THE RELEVANCE OF CONSTITUTIONAL LAW: Over at The Plank Jason Zengerle acknowledges that the question of Barack Obama's experience is a canard but goes on to criticize Obama's mention of his experience teaching constitutional law in describing his career in public service. Zengerle says,
I don't think it quite qualifies as public service ... It reminds me a bit of when I applied for journalism jobs after college and my resume was so thin that I felt compelled to include my stint as a pizza deliverer.
No offense to the pizza deliverers out there but I hardly think that's the same as teaching constitutional law -- at the University Chicago no less. One could reasonably argue about whether professors are public servants or not. (Strictly speaking only elected officials are public servants, but Zengerle takes no exception to Obama's listing his community organizing experience as public service, and aren't educating and mobilizing the public just two sides of the same coin?) But I don't think there's any reason to doubt the relevance and applicability of expertise in constitutional law to the presidency.
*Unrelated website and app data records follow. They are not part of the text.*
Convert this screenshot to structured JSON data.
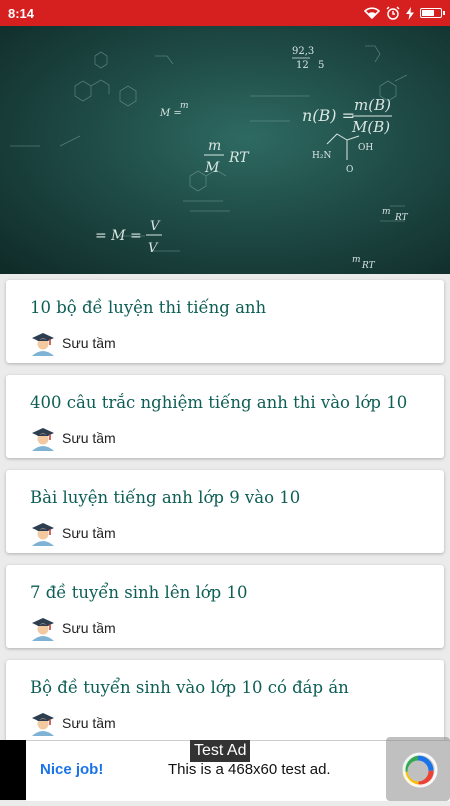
{
  "status_bar": {
    "time": "8:14"
  },
  "hero": {
    "formula_ratio": "92,3",
    "formula_ratio_den": "12",
    "formula_ratio_right": "5",
    "formula_nb": "n(B) =",
    "formula_mb_num": "m(B)",
    "formula_mb_den": "M(B)",
    "formula_m": "m",
    "formula_M": "M",
    "formula_RT": "RT",
    "formula_M_eq": "M =",
    "formula_MeqM": "= M =",
    "formula_V": "V",
    "formula_Vm": "V",
    "formula_h2n": "H₂N",
    "formula_oh": "OH",
    "formula_o": "O",
    "formula_mM": "m",
    "formula_RT2": "RT",
    "formula_mM2": "m",
    "formula_RT3": "RT"
  },
  "items": [
    {
      "title": "10 bộ đề luyện thi tiếng anh",
      "author": "Sưu tầm"
    },
    {
      "title": "400 câu trắc nghiệm tiếng anh thi vào lớp 10",
      "author": "Sưu tầm"
    },
    {
      "title": "Bài luyện tiếng anh lớp 9 vào 10",
      "author": "Sưu tầm"
    },
    {
      "title": "7 đề tuyển sinh lên lớp 10",
      "author": "Sưu tầm"
    },
    {
      "title": "Bộ đề tuyển sinh vào lớp 10 có đáp án",
      "author": "Sưu tầm"
    }
  ],
  "ad": {
    "badge": "Test Ad",
    "cta": "Nice job!",
    "text": "This is a 468x60 test ad."
  },
  "icons": {
    "wifi": "wifi-icon",
    "alarm": "alarm-icon",
    "charging": "charging-icon",
    "battery": "battery-icon",
    "author": "graduate-avatar-icon"
  },
  "colors": {
    "status_bar": "#d61f1f",
    "title_text": "#0d5e55",
    "ad_cta": "#1a73e8"
  },
  "battery_level": 0.7
}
Many people might say the current president suffers from a lack of appreciation for the Constitution, and that replacing him with a Con Law expert would be a tremendous boon for civil liberties and American democracy.